    Unity makes 3D hardware accelerated game development way easy, with impressively short development times. 2D game development is slightly tedious, but hardware accelerated scaling (aliased), rotation and full alpha transparency make that hurdle worth jumping.
  • UDK
    For people who love 3D, but don’t love creating engines from scratch there’s the Unreal Engine. It’s awesome and it’s FREE! (but it’s still a lot more work than 2D, so make sure you’re being realistic)
  • Torque Game Builder
    An amazing scriptable hardware accelerated 2D game builder.
  • PyGame
    Free and apparently very nice.
  • SDL
    Simple Directmedia layer. It’s an industry standard that goes way beyond graphics. It’s also cross platform.
  • HGE
    Haaf’s Game Engine. Want to use C++ and want 2D graphics accelerated by a 3D card? Here’s a free engine that makes it easy. Before you get too excited you should know it’s Windows DirectX only.
  • Pen and Paper
    The Global Game Jam is accepting Pen and Paper games this year, so we will be as well. This could be a great choice for some of you non-technical people!

But you can basically use anything you want. If you have an existing engine from a prior project with all of the essentials in place, just go ahead and use that.
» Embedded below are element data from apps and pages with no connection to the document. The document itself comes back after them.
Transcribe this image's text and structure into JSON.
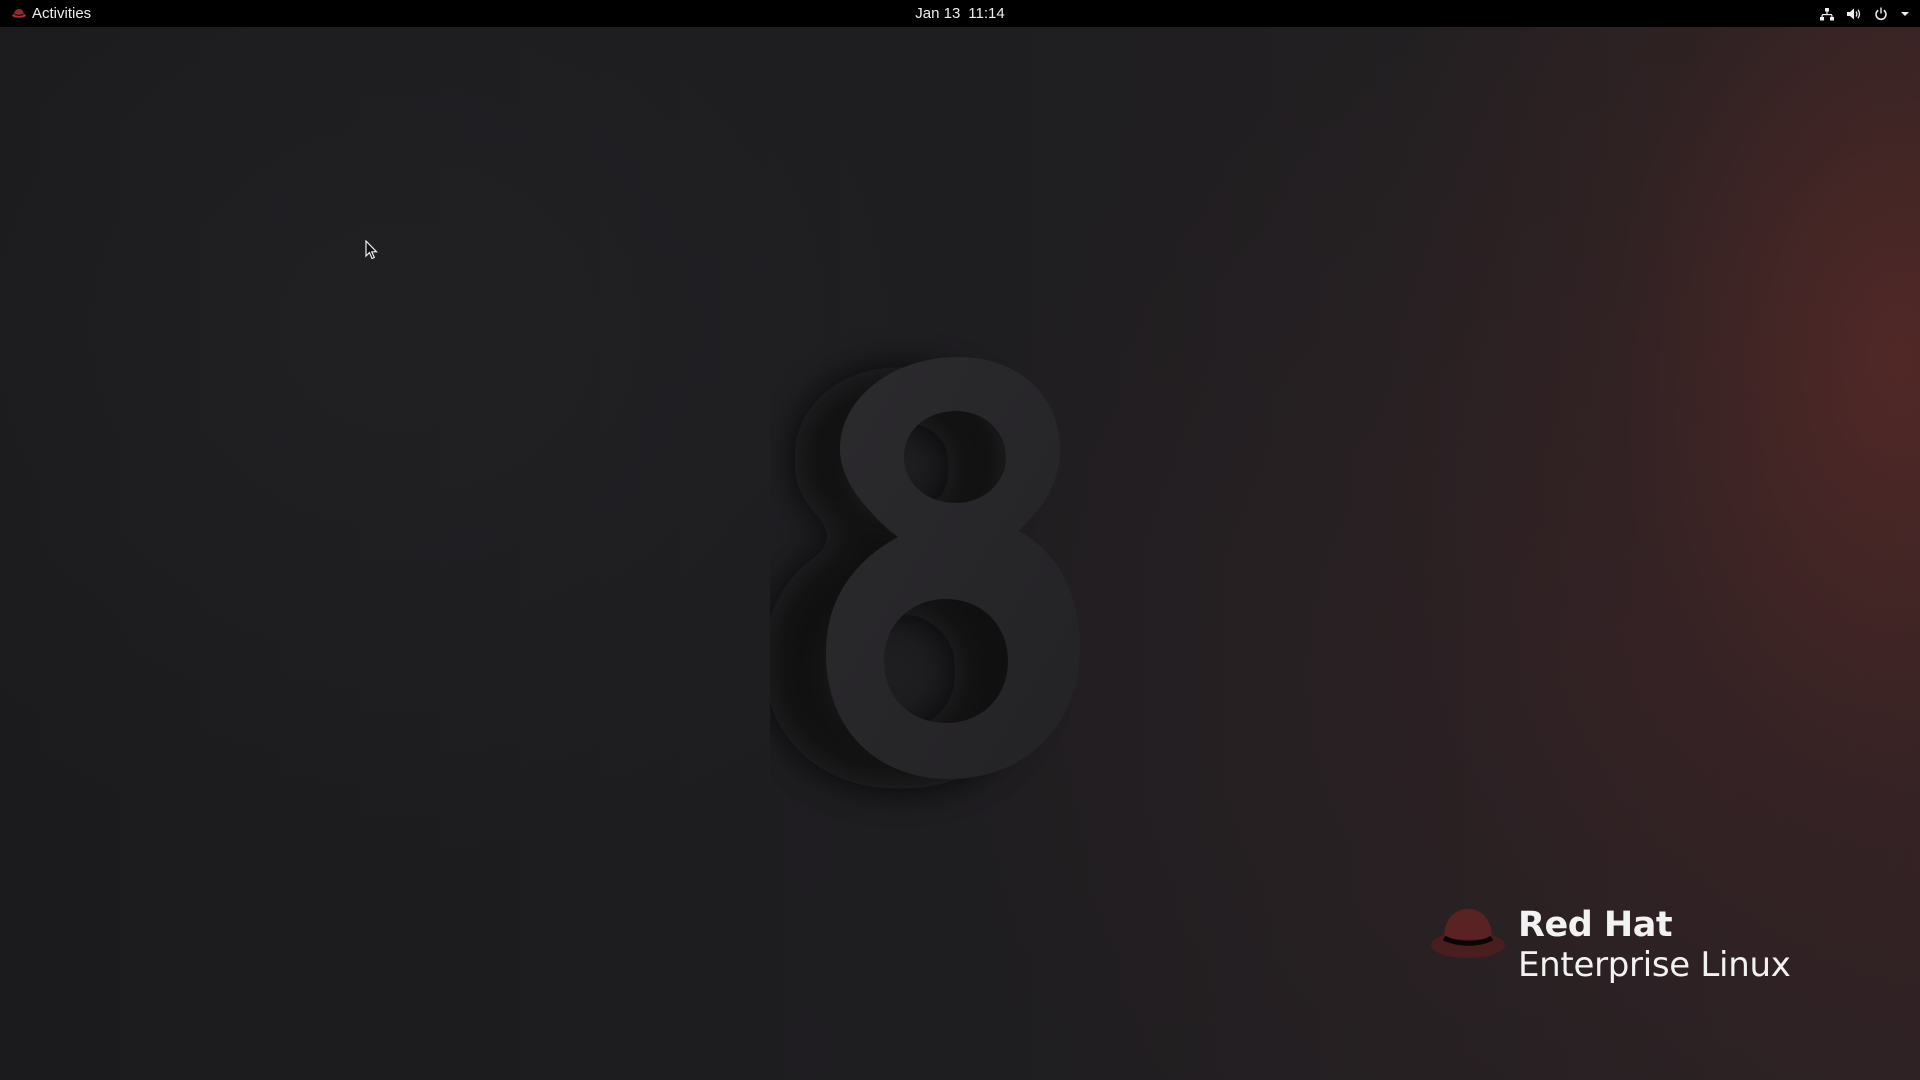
{
  "topbar": {
    "activities_label": "Activities",
    "activities_icon": "redhat-hat-icon",
    "date": "Jan 13",
    "time": "11:14",
    "tray_icons": [
      "network-wired-icon",
      "volume-icon",
      "power-icon",
      "chevron-down-icon"
    ]
  },
  "desktop": {
    "wallpaper_numeral": "8",
    "logo": {
      "line1": "Red Hat",
      "line2": "Enterprise Linux",
      "icon": "redhat-hat-icon"
    },
    "pointer": "mouse-pointer-icon"
  },
  "colors": {
    "topbar_bg": "#000000",
    "topbar_text": "#eeeeec",
    "wallpaper_dark": "#1d1c1f",
    "wallpaper_red_glow": "#6e2d28",
    "numeral": "#262528",
    "hat_red": "#5a2020"
  }
}
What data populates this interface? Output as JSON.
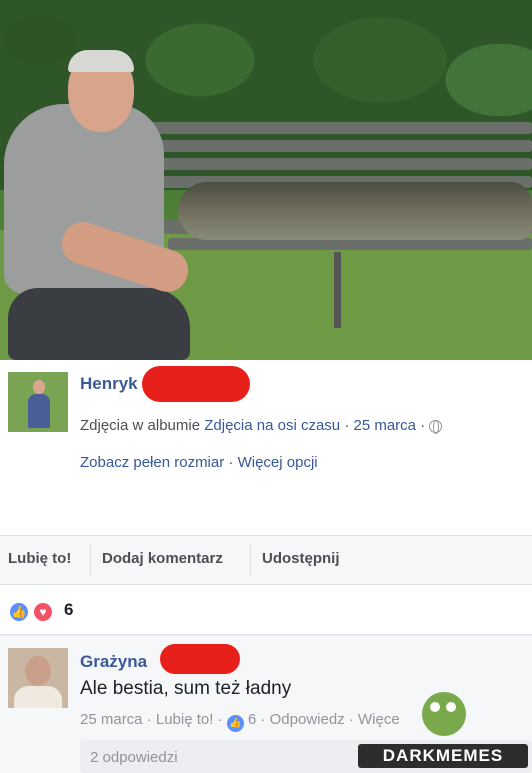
{
  "post": {
    "author_name": "Henryk",
    "album_line_prefix": "Zdjęcia w albumie",
    "album_name": "Zdjęcia na osi czasu",
    "date": "25 marca",
    "separator": "·",
    "full_size_link": "Zobacz pełen rozmiar",
    "more_options_link": "Więcej opcji"
  },
  "actions": {
    "like": "Lubię to!",
    "comment": "Dodaj komentarz",
    "share": "Udostępnij"
  },
  "reactions": {
    "count": "6",
    "like_icon": "like-icon",
    "love_icon": "love-icon",
    "like_glyph": "👍",
    "love_glyph": "♥"
  },
  "comment": {
    "author_name": "Grażyna",
    "text": "Ale bestia, sum też ładny",
    "date": "25 marca",
    "like_link": "Lubię to!",
    "like_count": "6",
    "reply_link": "Odpowiedz",
    "more_link": "Więce",
    "replies_label": "2 odpowiedzi"
  },
  "watermark": {
    "text": "DARKMEMES"
  },
  "colors": {
    "redaction": "#e8201c",
    "link": "#365899",
    "like_blue": "#5890ff",
    "love_red": "#f25268"
  }
}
You could potentially mod a game, but be warned that if the theme of the game can’t be easily expressed through your chosen technology you’ll likely be fighting with your tools the whole time.

So I can use this time to finally learn Assembly, right?
Uhhh, no. You’re going to want to come into this with a technology in mind and the knowledge of how to make a game with it. If you’re spending your time learning a new technology from scratch your game will suffer for it, guaranteed.

What if I don’t know how to program? Is there a place for me?
Probably! People will likely break out into teams of coders, artists, and sound people, with many people taking on double-duty. Making icons for power-ups and putting together highly repetitive title screen music using free software will lighten the load and go a long way toward improving a game. If you still want to get your hands dirty with the game creation process, spend a few nights brushing up on some of the GameMaker tutorials prior to the event. It’s surprisingly easy!

Will there be computers there for me to use?
Nope, sorry, you have to bring your own equipment. If you want to get on the internet, it must be wifi-capable.

So who isn’t this for?
We’re not sure yet! Our advice would be to show up and see where we can fit you in. If you find yourself without much to do you can always go home. We usually have plenty of non-game-related tasks that need doing too, in support of the event. Take pictures of the different teams, help out as a tester, do an hour-by-hour blog or twitter feed of the event, help out as a “gofer” to run errands and help the event run smoothly, there’ll be lots to do.

I have a wedding to go to on Saturday. Should I bother coming for the rest of the time?
Yes! We’d love it if you can make it for the entire time, but we know how life is. If nothing else, you can do some ridiculous voice acting for the 10 minutes you’re there.

I’m really not interested in making games, but I’d love to observe. Can I still come by?
Sure! But please still register so we can get a count of how many people are coming. The best times for observers will be on Friday around 5-7 pm, to see the announcements and maybe participate in the brainstorming, and then on Sunday from 5-7 pm, to see the finished games!

Can I keep working on my game after the Jam?
Yes! It’s highly encouraged, even. We want these games to stand as a symbol of St. Louis’ strengthening game development community, so we’ll be doing what little we can to promote them long after the Jam is over. If your game is a little better than can be accomplished in 24 hours it only makes everyone look better.

What have you done at previous jams?
Click on the “Games” link at the top of the page to see the wacky stuff we’ve come up with in previous jams.

Darn, this sounds awesome, but I’m busy this weekend. Are there going to be more?
Yup! We usually have 2-3 jams each year in St. Louis. For more information on these, join the St. Louis Game Developer Meetup Group to keep up on announcements.

How else can I help?
If you are interested in becoming a sponsor, please contact wes at superwesdotcom for a sponsorship packet.